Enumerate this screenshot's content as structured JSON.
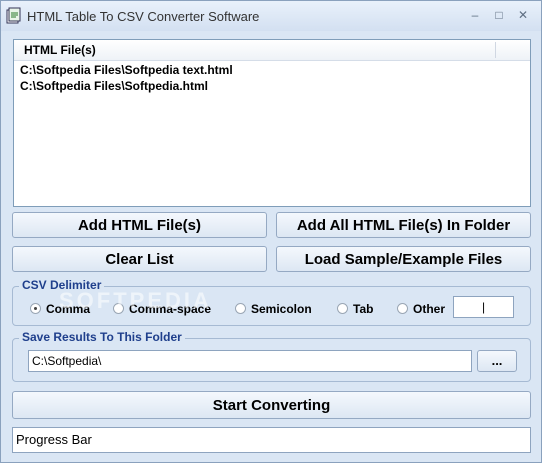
{
  "window": {
    "title": "HTML Table To CSV Converter Software",
    "controls": {
      "minimize": "–",
      "maximize": "□",
      "close": "✕"
    }
  },
  "file_list": {
    "header": "HTML File(s)",
    "items": [
      "C:\\Softpedia Files\\Softpedia text.html",
      "C:\\Softpedia Files\\Softpedia.html"
    ]
  },
  "buttons": {
    "add_files": "Add HTML File(s)",
    "add_folder": "Add All HTML File(s) In Folder",
    "clear_list": "Clear List",
    "load_sample": "Load Sample/Example Files",
    "browse": "...",
    "start": "Start Converting"
  },
  "delimiter": {
    "legend": "CSV Delimiter",
    "options": [
      "Comma",
      "Comma-space",
      "Semicolon",
      "Tab",
      "Other"
    ],
    "selected": "Comma",
    "other_value": "|"
  },
  "save": {
    "legend": "Save Results To This Folder",
    "folder": "C:\\Softpedia\\"
  },
  "progress": {
    "label": "Progress Bar"
  },
  "watermark": "SOFTPEDIA"
}
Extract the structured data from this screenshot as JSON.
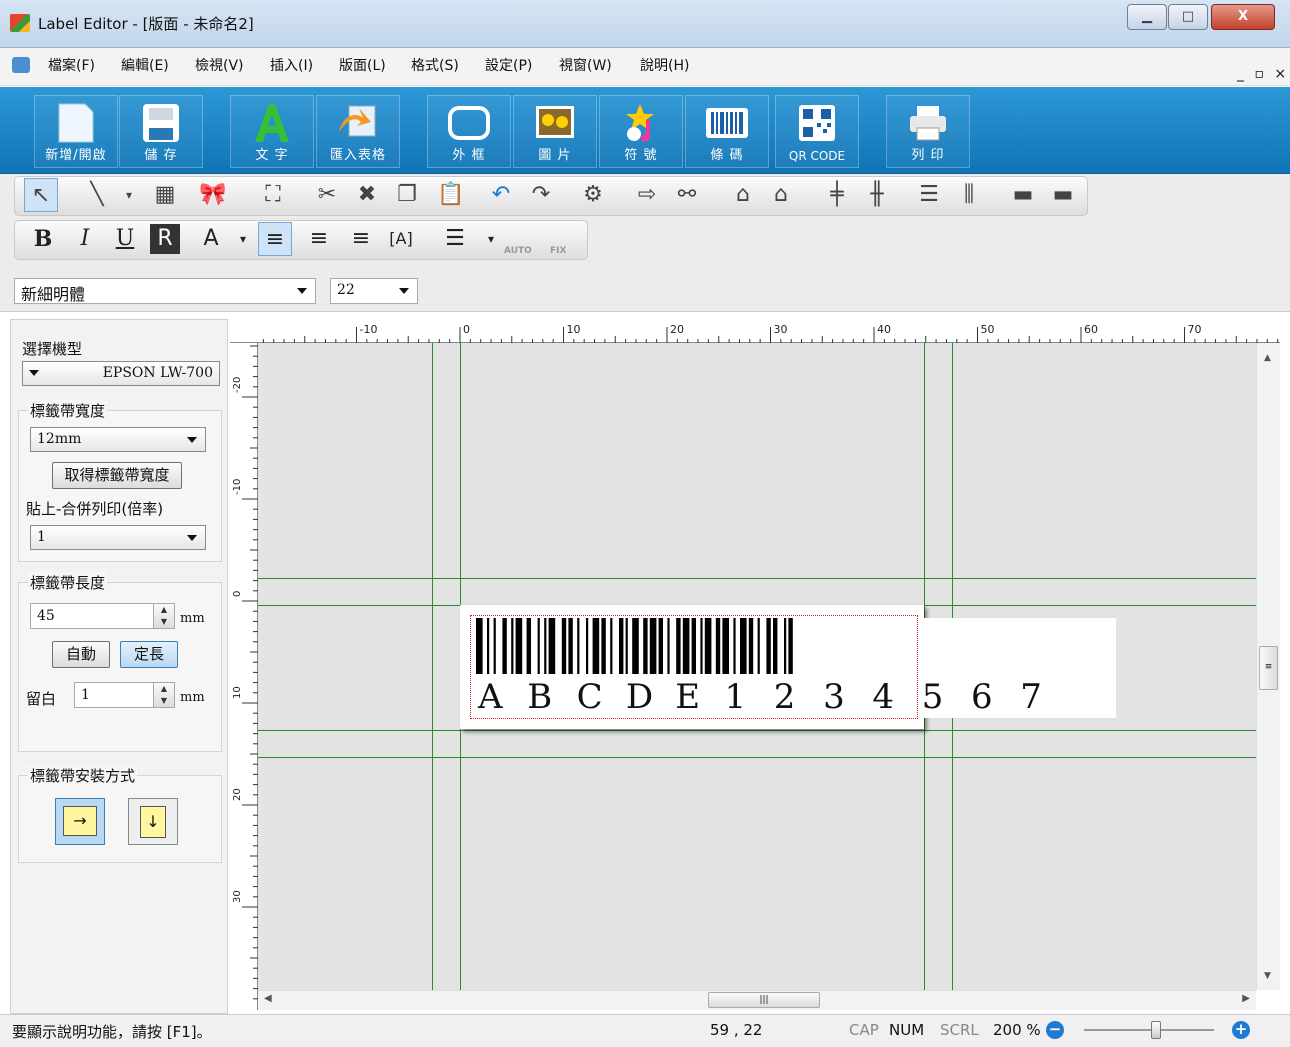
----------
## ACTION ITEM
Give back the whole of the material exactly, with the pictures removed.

## EXERCISE OUTPUT
Enumerate this screenshot's content as structured JSON.
{
  "window": {
    "title": "HTML Table To CSV Converter Software",
    "controls": {
      "minimize": "–",
      "maximize": "□",
      "close": "✕"
    }
  },
  "file_list": {
    "header": "HTML File(s)",
    "items": [
      "C:\\Softpedia Files\\Softpedia text.html",
      "C:\\Softpedia Files\\Softpedia.html"
    ]
  },
  "buttons": {
    "add_files": "Add HTML File(s)",
    "add_folder": "Add All HTML File(s) In Folder",
    "clear_list": "Clear List",
    "load_sample": "Load Sample/Example Files",
    "browse": "...",
    "start": "Start Converting"
  },
  "delimiter": {
    "legend": "CSV Delimiter",
    "options": [
      "Comma",
      "Comma-space",
      "Semicolon",
      "Tab",
      "Other"
    ],
    "selected": "Comma",
    "other_value": "|"
  },
  "save": {
    "legend": "Save Results To This Folder",
    "folder": "C:\\Softpedia\\"
  },
  "progress": {
    "label": "Progress Bar"
  },
  "watermark": "SOFTPEDIA"
}
Extract the structured data from this screenshot as JSON.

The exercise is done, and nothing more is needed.